The challenge is that most singers capable to take on the high decibel, sustained, vocally-punishing writing Wagner assigned especially to his sopranos and tenors and baritones and deliver in a house like the MET with its 3,800 seats and be heard over an orchestra that can have over one hundred musicians competing in the anything-you-can-sing-I-can-play-louder marathons that Wagnerian performances can often become, often look like anything but the characters they are asked to portray.

But then, there is the music.

Listening to an opera by Wagner on the computer (Thank you, You Tube) or on a CD is for me much more enjoyable than dressing up and driving to the theatre after paying a hefty price for a pair of tickets for my companion and myself, and trying to stay awake though an eons-long Wagnerian work.

In the comfort of home I can pause, get up to get a glass of wine or a cup of coffee, and then come back to slug my way through Tristan und Isolde.

And if I don’t like the modern-dress production by director XYZ – the one set in a WWI submarine (… not making this up… ) – why then I can turn that off and watch another choice on You Tube or, often my strategy, choose a vintage recording with some of the greats of the past (Birgit Nilson, Wolfgang Windgassen, Hans Hotter) and close my eyes and create my very own staging in my mind.

Wagner does not provide many entries for the Opera Hit Parade.
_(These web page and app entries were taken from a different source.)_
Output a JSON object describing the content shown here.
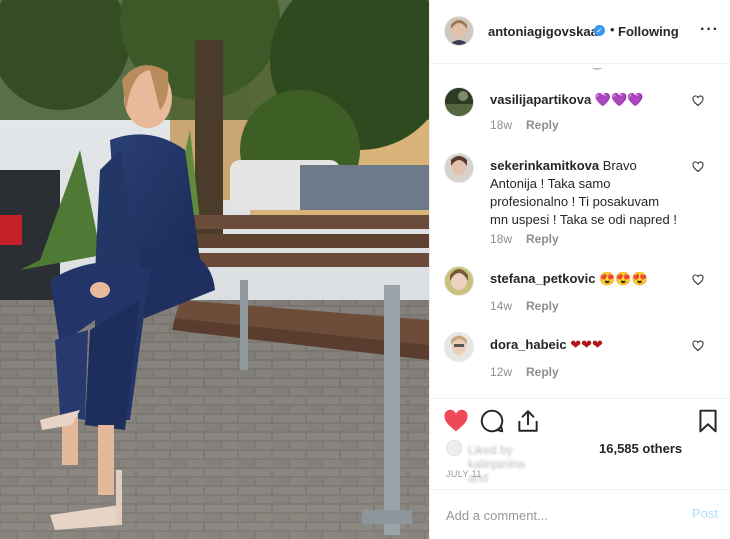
{
  "header": {
    "username": "antoniagigovskaa",
    "dot": "•",
    "follow_status": "Following",
    "more_icon": "ellipsis-icon",
    "verified_icon": "verified-badge-icon"
  },
  "comments": [
    {
      "user": "vasilijapartikova",
      "text": "💜💜💜",
      "age": "18w",
      "reply": "Reply"
    },
    {
      "user": "sekerinkamitkova",
      "text": "Bravo Antonija ! Taka samo profesionalno ! Ti posakuvam mn uspesi ! Taka se odi napred !",
      "age": "18w",
      "reply": "Reply"
    },
    {
      "user": "stefana_petkovic",
      "text": "😍😍😍",
      "age": "14w",
      "reply": "Reply"
    },
    {
      "user": "dora_habeic",
      "text": "❤❤❤",
      "age": "12w",
      "reply": "Reply"
    }
  ],
  "actions": {
    "like_icon": "heart-filled-icon",
    "comment_icon": "comment-icon",
    "share_icon": "share-icon",
    "save_icon": "bookmark-icon"
  },
  "likes": {
    "covered_text": "Liked by kalinjanina and",
    "count_text": "16,585 others"
  },
  "date": "JULY 11",
  "add_comment": {
    "placeholder": "Add a comment...",
    "post_label": "Post"
  },
  "colors": {
    "like_red": "#ed4956",
    "verified_blue": "#3897f0",
    "post_disabled": "#b2dffc",
    "muted": "#8e8e8e"
  }
}
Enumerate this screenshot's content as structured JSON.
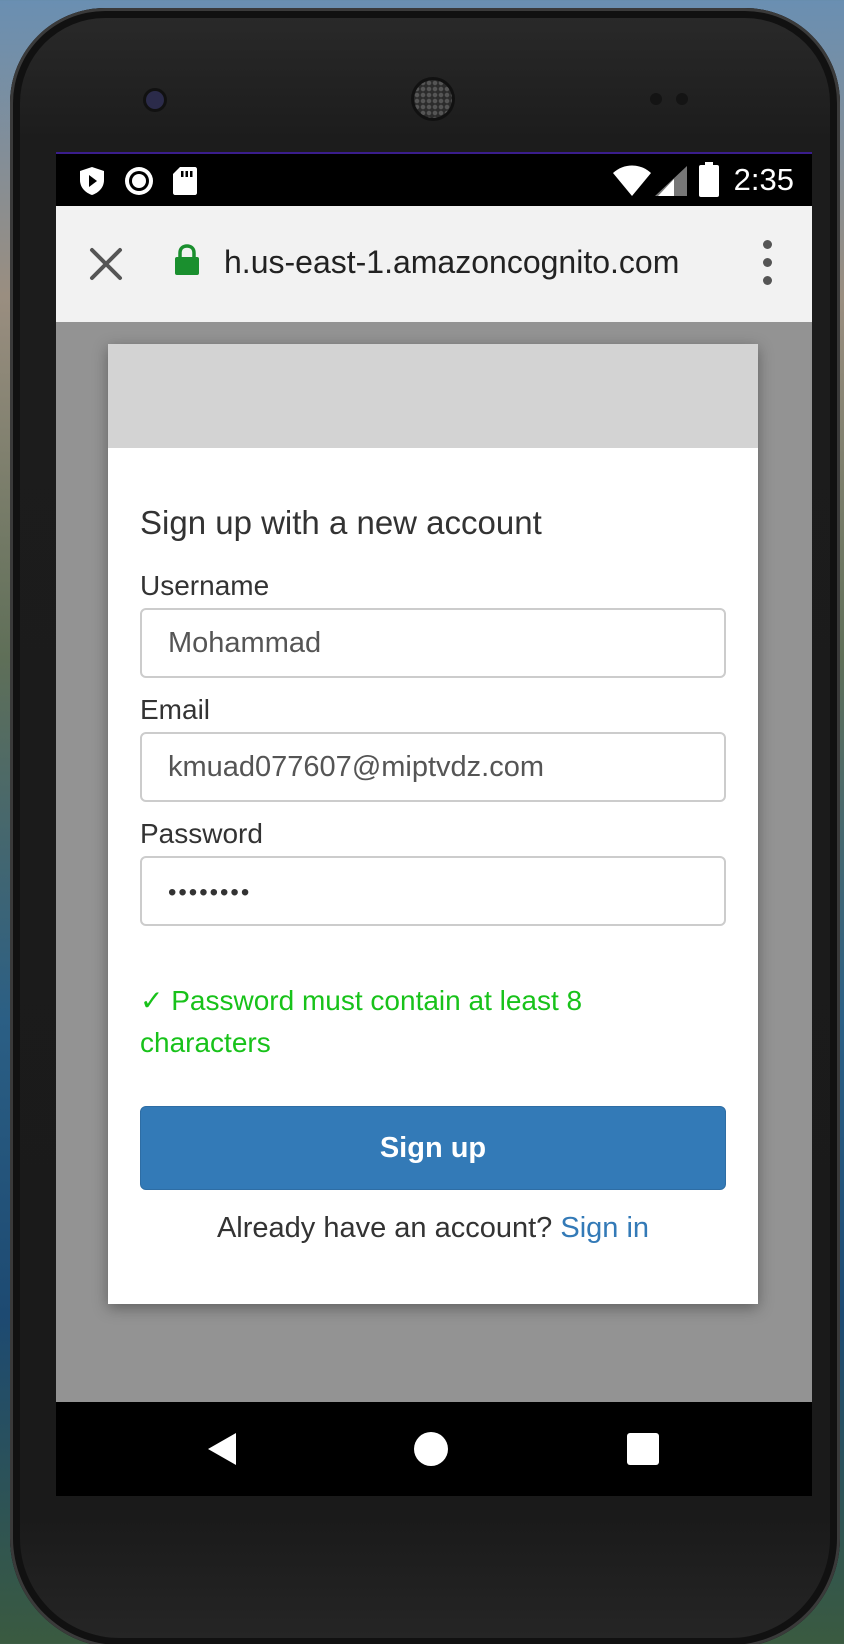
{
  "status_bar": {
    "time": "2:35",
    "left_icons": [
      "shield-icon",
      "record-icon",
      "sd-card-icon"
    ],
    "right_icons": [
      "wifi-icon",
      "signal-icon",
      "battery-icon"
    ]
  },
  "browser": {
    "url": "h.us-east-1.amazoncognito.com",
    "close_icon": "close-icon",
    "lock_icon": "lock-icon",
    "menu_icon": "more-vert-icon",
    "lock_color": "#1a8f2e"
  },
  "form": {
    "title": "Sign up with a new account",
    "username_label": "Username",
    "username_value": "Mohammad",
    "email_label": "Email",
    "email_value": "kmuad077607@miptvdz.com",
    "password_label": "Password",
    "password_value": "••••••••",
    "password_hint_check": "✓",
    "password_hint": "Password must contain at least 8 characters",
    "submit_label": "Sign up",
    "footer_text": "Already have an account?",
    "signin_link": "Sign in"
  },
  "colors": {
    "primary": "#337ab7",
    "success": "#18c21a",
    "header_gray": "#d3d3d3",
    "page_bg": "#939393"
  },
  "nav_bar": {
    "icons": [
      "back-icon",
      "home-icon",
      "recents-icon"
    ]
  }
}
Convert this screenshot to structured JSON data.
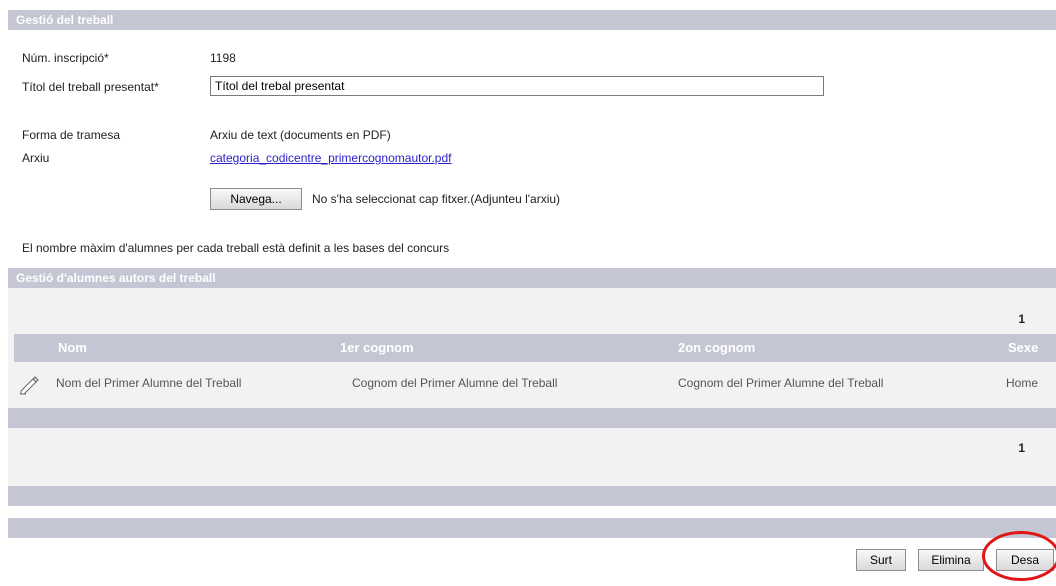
{
  "section_work": {
    "title": "Gestió del treball"
  },
  "form": {
    "inscription_label": "Núm. inscripció*",
    "inscription_value": "1198",
    "title_label": "Títol del treball presentat*",
    "title_value": "Títol del trebal presentat",
    "shipping_label": "Forma de tramesa",
    "shipping_value": "Arxiu de text (documents en PDF)",
    "file_label": "Arxiu",
    "file_link": "categoria_codicentre_primercognomautor.pdf",
    "browse_button": "Navega...",
    "no_file_text": "No s'ha seleccionat cap fitxer.(Adjunteu l'arxiu)",
    "note": "El nombre màxim d'alumnes per cada treball està definit a les bases del concurs"
  },
  "section_students": {
    "title": "Gestió d'alumnes autors del treball"
  },
  "table": {
    "page_top": "1",
    "columns": [
      "Nom",
      "1er cognom",
      "2on cognom",
      "Sexe"
    ],
    "rows": [
      {
        "icon": "edit-pencil-icon",
        "name": "Nom del Primer Alumne del Treball",
        "first_surname": "Cognom del Primer Alumne del Treball",
        "second_surname": "Cognom del Primer Alumne del Treball",
        "sex": "Home"
      }
    ],
    "page_bottom": "1"
  },
  "actions": {
    "exit": "Surt",
    "delete": "Elimina",
    "save": "Desa"
  },
  "colors": {
    "bar": "#c4c6d4",
    "panel": "#f2f2f2",
    "link": "#2a1fc8",
    "highlight": "#e01515"
  }
}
His through-composed writing style makes it difficult to pull out excerpts, the way one can with the stop-for-applause-and-start-again approach of most of Verdi and Puccini.

Wagner’s Greatest Hits are orchestral – the overtures to Rienzi, Flying Dutchman, Tannhäuser, the Preludes to Acts I and III of Lohengrin, the Good Friday music of Parsifal, Siegfried’s Rhine Journey, Siegfried’s Funeral March

So hang in there, all of you members of the Verdi and Puccini fan clubs, and give Wagner a try.

Slowly.

Start with Flying Dutchman, then work your way through Tannhäuser and Lohengrin… then, when you feel ready for a sixteen-hour journey on the Rhine, go for the four-operas musical marathon that makes up the Ring Cycle.

After that, use some Mozart as a palate cleanser.